PROBLEM TO SOLVE:
Although the records contain pictures, repeat only the text of every line exactly.

SOURCE INFORMATION:
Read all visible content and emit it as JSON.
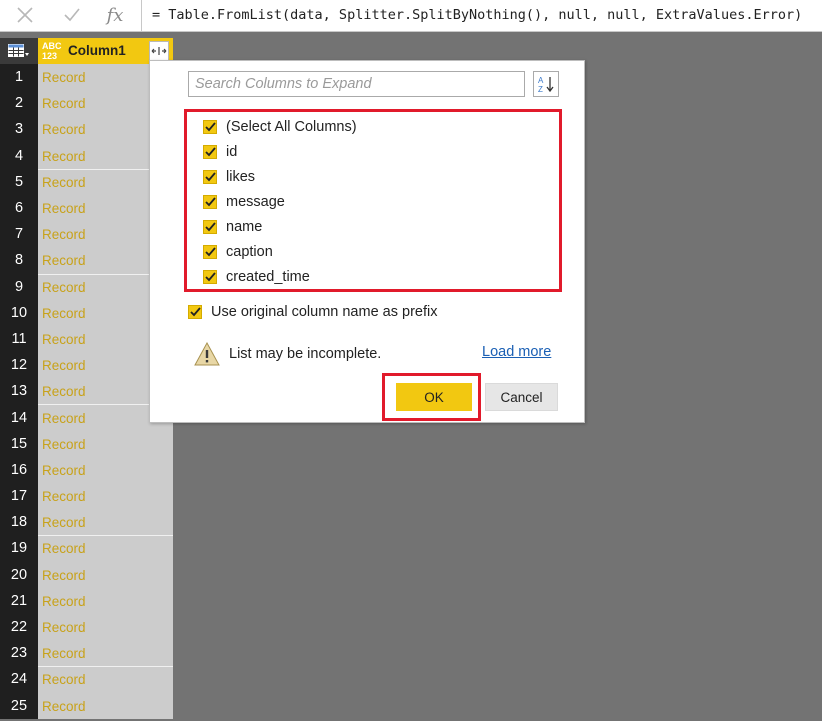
{
  "formula_bar": {
    "cancel_icon": "close-icon",
    "commit_icon": "check-icon",
    "fx_label": "fx",
    "formula": "= Table.FromList(data, Splitter.SplitByNothing(), null, null, ExtraValues.Error)"
  },
  "grid": {
    "type_icon_top": "ABC",
    "type_icon_bottom": "123",
    "column_name": "Column1",
    "rows": [
      {
        "n": "1",
        "v": "Record"
      },
      {
        "n": "2",
        "v": "Record"
      },
      {
        "n": "3",
        "v": "Record"
      },
      {
        "n": "4",
        "v": "Record"
      },
      {
        "n": "5",
        "v": "Record"
      },
      {
        "n": "6",
        "v": "Record"
      },
      {
        "n": "7",
        "v": "Record"
      },
      {
        "n": "8",
        "v": "Record"
      },
      {
        "n": "9",
        "v": "Record"
      },
      {
        "n": "10",
        "v": "Record"
      },
      {
        "n": "11",
        "v": "Record"
      },
      {
        "n": "12",
        "v": "Record"
      },
      {
        "n": "13",
        "v": "Record"
      },
      {
        "n": "14",
        "v": "Record"
      },
      {
        "n": "15",
        "v": "Record"
      },
      {
        "n": "16",
        "v": "Record"
      },
      {
        "n": "17",
        "v": "Record"
      },
      {
        "n": "18",
        "v": "Record"
      },
      {
        "n": "19",
        "v": "Record"
      },
      {
        "n": "20",
        "v": "Record"
      },
      {
        "n": "21",
        "v": "Record"
      },
      {
        "n": "22",
        "v": "Record"
      },
      {
        "n": "23",
        "v": "Record"
      },
      {
        "n": "24",
        "v": "Record"
      },
      {
        "n": "25",
        "v": "Record"
      }
    ]
  },
  "dialog": {
    "search_placeholder": "Search Columns to Expand",
    "columns": [
      {
        "label": "(Select All Columns)",
        "checked": true
      },
      {
        "label": "id",
        "checked": true
      },
      {
        "label": "likes",
        "checked": true
      },
      {
        "label": "message",
        "checked": true
      },
      {
        "label": "name",
        "checked": true
      },
      {
        "label": "caption",
        "checked": true
      },
      {
        "label": "created_time",
        "checked": true
      }
    ],
    "prefix_label": "Use original column name as prefix",
    "prefix_checked": true,
    "warning_text": "List may be incomplete.",
    "load_more": "Load more",
    "ok_label": "OK",
    "cancel_label": "Cancel"
  },
  "colors": {
    "accent": "#f2c811",
    "highlight": "#e11a2b",
    "record_text": "#c8a21a",
    "workspace": "#737373"
  }
}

COMPLETED TASK:
Read all visible content and emit it as JSON.
{
  "formula_bar": {
    "cancel_icon": "close-icon",
    "commit_icon": "check-icon",
    "fx_label": "fx",
    "formula": "= Table.FromList(data, Splitter.SplitByNothing(), null, null, ExtraValues.Error)"
  },
  "grid": {
    "type_icon_top": "ABC",
    "type_icon_bottom": "123",
    "column_name": "Column1",
    "rows": [
      {
        "n": "1",
        "v": "Record"
      },
      {
        "n": "2",
        "v": "Record"
      },
      {
        "n": "3",
        "v": "Record"
      },
      {
        "n": "4",
        "v": "Record"
      },
      {
        "n": "5",
        "v": "Record"
      },
      {
        "n": "6",
        "v": "Record"
      },
      {
        "n": "7",
        "v": "Record"
      },
      {
        "n": "8",
        "v": "Record"
      },
      {
        "n": "9",
        "v": "Record"
      },
      {
        "n": "10",
        "v": "Record"
      },
      {
        "n": "11",
        "v": "Record"
      },
      {
        "n": "12",
        "v": "Record"
      },
      {
        "n": "13",
        "v": "Record"
      },
      {
        "n": "14",
        "v": "Record"
      },
      {
        "n": "15",
        "v": "Record"
      },
      {
        "n": "16",
        "v": "Record"
      },
      {
        "n": "17",
        "v": "Record"
      },
      {
        "n": "18",
        "v": "Record"
      },
      {
        "n": "19",
        "v": "Record"
      },
      {
        "n": "20",
        "v": "Record"
      },
      {
        "n": "21",
        "v": "Record"
      },
      {
        "n": "22",
        "v": "Record"
      },
      {
        "n": "23",
        "v": "Record"
      },
      {
        "n": "24",
        "v": "Record"
      },
      {
        "n": "25",
        "v": "Record"
      }
    ]
  },
  "dialog": {
    "search_placeholder": "Search Columns to Expand",
    "columns": [
      {
        "label": "(Select All Columns)",
        "checked": true
      },
      {
        "label": "id",
        "checked": true
      },
      {
        "label": "likes",
        "checked": true
      },
      {
        "label": "message",
        "checked": true
      },
      {
        "label": "name",
        "checked": true
      },
      {
        "label": "caption",
        "checked": true
      },
      {
        "label": "created_time",
        "checked": true
      }
    ],
    "prefix_label": "Use original column name as prefix",
    "prefix_checked": true,
    "warning_text": "List may be incomplete.",
    "load_more": "Load more",
    "ok_label": "OK",
    "cancel_label": "Cancel"
  },
  "colors": {
    "accent": "#f2c811",
    "highlight": "#e11a2b",
    "record_text": "#c8a21a",
    "workspace": "#737373"
  }
}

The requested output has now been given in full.